Stuck on Ramen
May 6, 2010
“I thought getting funded would be as simple as pitching my idea to a smart VC and getting a check based on the magnitude of the idea.”
Two different first time entrepreneurs in their early twenties both made some version of this comment to me in the last month. I like and respect both entrepreneurs and they were confiding in me that the fundraising process has been very disappointing and were seeking advice on how to close on some capital.
The fact is that raising money is really hard unless you’ve built a successful business before. Of course, that actually makes some sense given that building a company is really hard and most venture-backed companies don’t return capital to investors. The likelihood that an investor will fund a first time entrepreneur simply based on an interesting idea is exceptionally small. Consider that the entrepreneur has an tremendous amount of conviction about the concept. However, the investor has never heard the concept before and is likely hearing it (or at least this version of a theme) for the first time and is quite unlikely to share the depth of conviction that the entrepreneur holds. In fact, a typical investor is regularly hearing credible ideas and cannot possibly fund them all. Even if the investor is enthusiastic about the concept, she is likely meeting the entrepreneur for the first time and hasn’t yet established the trust and confidence needed to believe the entrepreneur has what it takes to execute the idea and be one of the few to succeed.

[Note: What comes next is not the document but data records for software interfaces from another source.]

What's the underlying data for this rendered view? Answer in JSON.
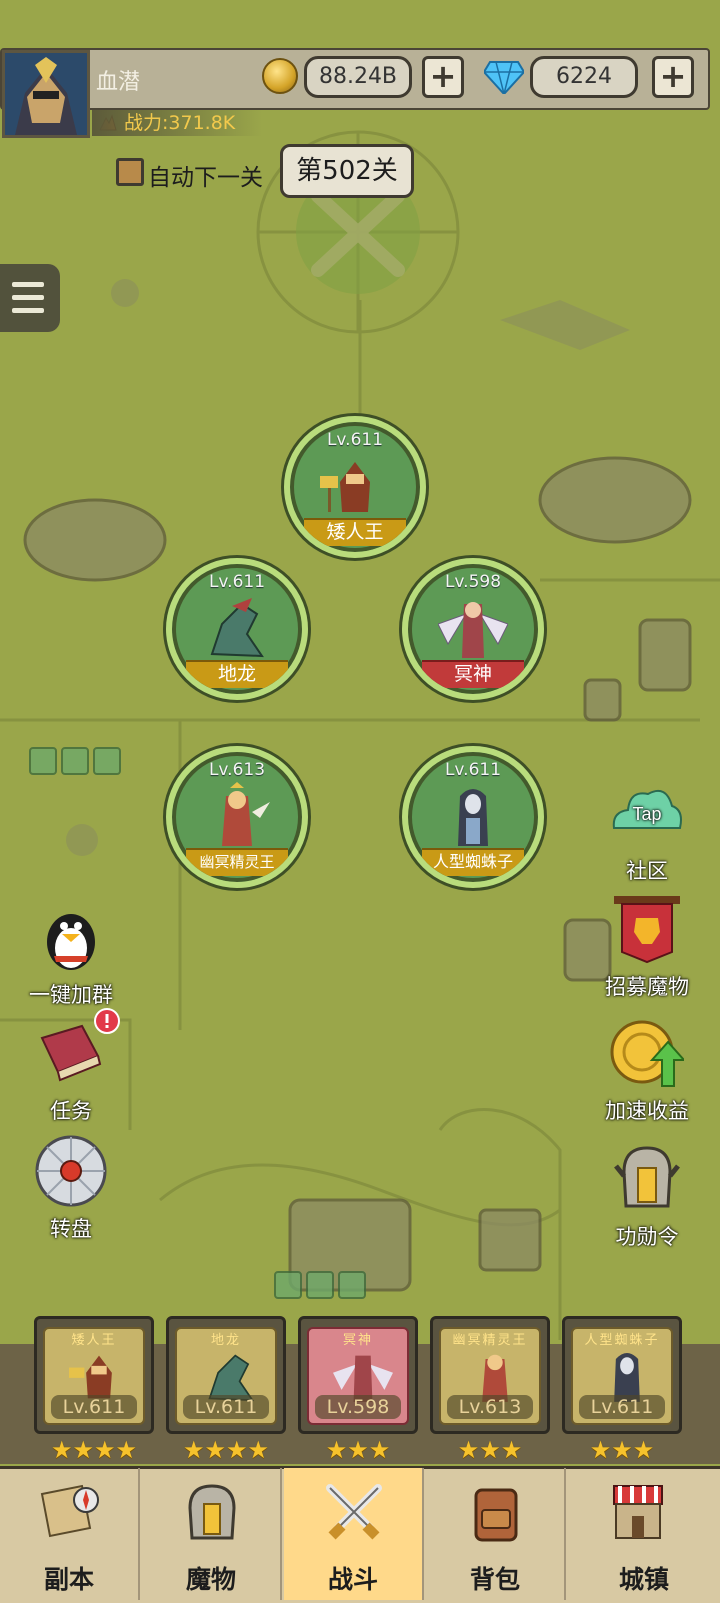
{
  "player": {
    "name": "血潜",
    "power": "战力:371.8K"
  },
  "currency": {
    "gold": "88.24B",
    "gems": "6224",
    "plus": "+"
  },
  "stage": {
    "auto_label": "自动下一关",
    "current": "第502关"
  },
  "heroes": [
    {
      "level": "Lv.611",
      "name": "矮人王"
    },
    {
      "level": "Lv.611",
      "name": "地龙"
    },
    {
      "level": "Lv.598",
      "name": "冥神"
    },
    {
      "level": "Lv.613",
      "name": "幽冥精灵王"
    },
    {
      "level": "Lv.611",
      "name": "人型蜘蛛子"
    }
  ],
  "side_left": [
    {
      "label": "一键加群",
      "icon": "penguin-icon"
    },
    {
      "label": "任务",
      "icon": "book-icon"
    },
    {
      "label": "转盘",
      "icon": "wheel-icon"
    }
  ],
  "side_right": [
    {
      "label": "社区",
      "icon": "tap-cloud-icon",
      "tap": "Tap"
    },
    {
      "label": "招募魔物",
      "icon": "banner-icon"
    },
    {
      "label": "加速收益",
      "icon": "coin-arrow-icon"
    },
    {
      "label": "功勋令",
      "icon": "helmet-icon"
    }
  ],
  "roster": [
    {
      "name": "矮人王",
      "level": "Lv.611",
      "stars": "★★★★"
    },
    {
      "name": "地龙",
      "level": "Lv.611",
      "stars": "★★★★"
    },
    {
      "name": "冥神",
      "level": "Lv.598",
      "stars": "★★★"
    },
    {
      "name": "幽冥精灵王",
      "level": "Lv.613",
      "stars": "★★★"
    },
    {
      "name": "人型蜘蛛子",
      "level": "Lv.611",
      "stars": "★★★"
    }
  ],
  "nav": [
    {
      "label": "副本"
    },
    {
      "label": "魔物"
    },
    {
      "label": "战斗"
    },
    {
      "label": "背包"
    },
    {
      "label": "城镇"
    }
  ],
  "colors": {
    "background": "#9aa64a",
    "hero_circle": "#5d9a55",
    "ribbon_gold": "#c99a16",
    "ribbon_red": "#c13a3a",
    "nav_active": "#ffd98a",
    "star": "#f6c22c"
  }
}
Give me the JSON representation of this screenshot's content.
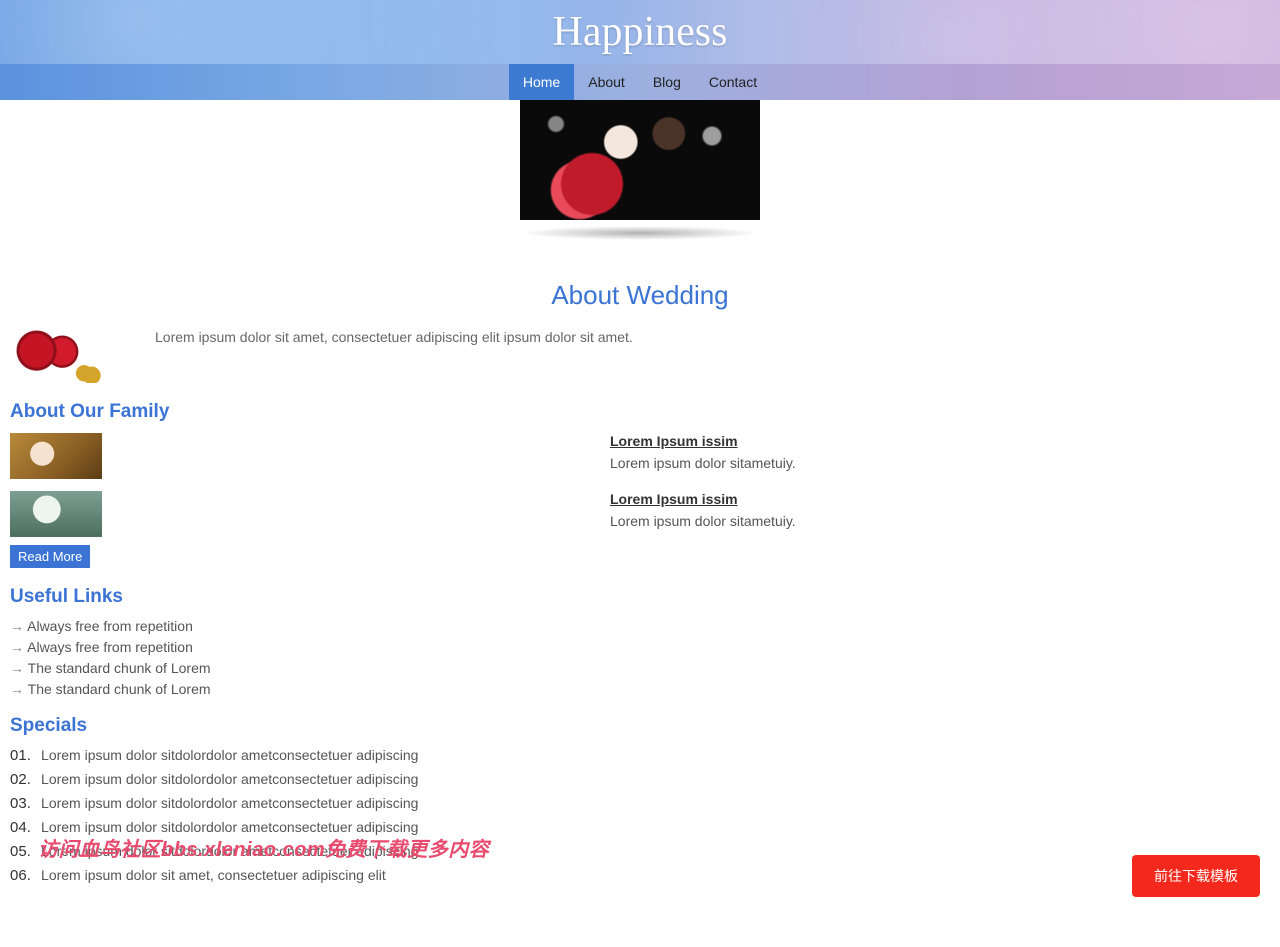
{
  "header": {
    "logo": "Happiness"
  },
  "nav": {
    "items": [
      {
        "label": "Home",
        "active": true
      },
      {
        "label": "About",
        "active": false
      },
      {
        "label": "Blog",
        "active": false
      },
      {
        "label": "Contact",
        "active": false
      }
    ]
  },
  "about": {
    "heading": "About Wedding",
    "text": "Lorem ipsum dolor sit amet, consectetuer adipiscing elit ipsum dolor sit amet."
  },
  "family": {
    "heading": "About Our Family",
    "items": [
      {
        "title": "Lorem Ipsum issim",
        "text": "Lorem ipsum dolor sitametuiy."
      },
      {
        "title": "Lorem Ipsum issim",
        "text": "Lorem ipsum dolor sitametuiy."
      }
    ],
    "read_more": "Read More"
  },
  "links": {
    "heading": "Useful Links",
    "items": [
      "Always free from repetition",
      "Always free from repetition",
      "The standard chunk of Lorem",
      "The standard chunk of Lorem"
    ]
  },
  "specials": {
    "heading": "Specials",
    "items": [
      "Lorem ipsum dolor sitdolordolor ametconsectetuer adipiscing",
      "Lorem ipsum dolor sitdolordolor ametconsectetuer adipiscing",
      "Lorem ipsum dolor sitdolordolor ametconsectetuer adipiscing",
      "Lorem ipsum dolor sitdolordolor ametconsectetuer adipiscing",
      "Lorem ipsum dolor sitdolordolor ametconsectetuer adipiscing",
      "Lorem ipsum dolor sit amet, consectetuer adipiscing elit"
    ]
  },
  "watermark": "访问血鸟社区bbs.xleniao.com免费下载更多内容",
  "float_button": "前往下载模板"
}
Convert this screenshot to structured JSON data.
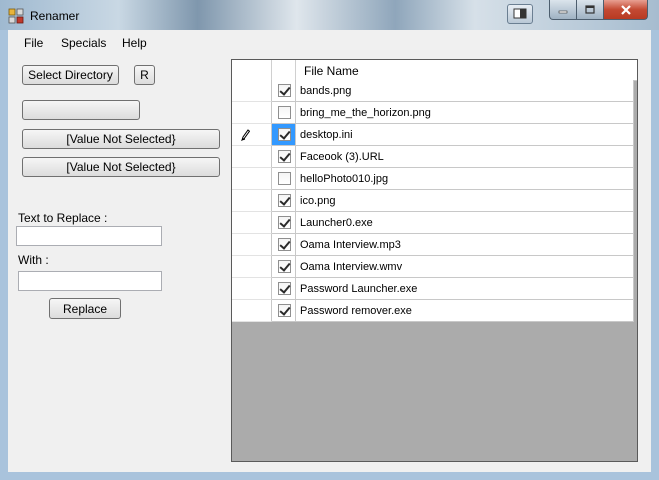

So what can a first time entrepreneur do to overcome the odds and get funding? Here are a few tricks that I’ve seen work well:
Figure out who in the world you know that can afford to put some money into the company and believes in you without caring much about the idea. Even if it is a small amount of money, this can be used to create more evidence that you’re building a fundable business. The value of such trust networks is actually way more effective for raising money than the idea itself. If the people you know that have the means to bet on you aren’t willing to fund you, why should you expect someone that you don’t know to fund you?
Find experts related to your business, preferably ones who have built a successful company in the same space, and sell them on your idea. The more you can sell that person, and the more credible that person is, the better. If that person signs up as an advisor, that’s helpful, but a director is better; signing up as an investor is much better and taking a leadership position on the team is the best.
The most important thing an entrepreneur can do prior to raising money is to keep building the business regardless of the funding situation. Continue to validate the market opportunity and try to prove out that the founder’s convictions are right. Build the team with people who will work for sweat equity. Create some early product and show market traction. It is very hard to know when you will have enough evidence to convince investors, but an entrepreneur that can continuously show progress has a good shot of convincing investors that he is scrappy and capable. When an investor is trying to figure out if an entrepreneur has what it takes, that ability to keep building the business is great evidence. Certainly the entrepreneur should not sit around and wait for a check in order to really start building the business. At some point if the company is showing meaningful signs of living up to the founder’s beliefs, it becomes very hard for investors to ignore.
At what point does an entrepreneur hit the wall and cannot live on ramen noodles alone? This is a very personal decision and the reason that most successful entrepreneurs have inspiring stories of perseverance. It’s a question of objectively assessing the depth of the entrepreneur’s conviction, how much struggle he can endure, and how much progress he can make without capital. First time entrepreneurs rarely get a benefit of the doubt from investors and getting funded is rarely easy.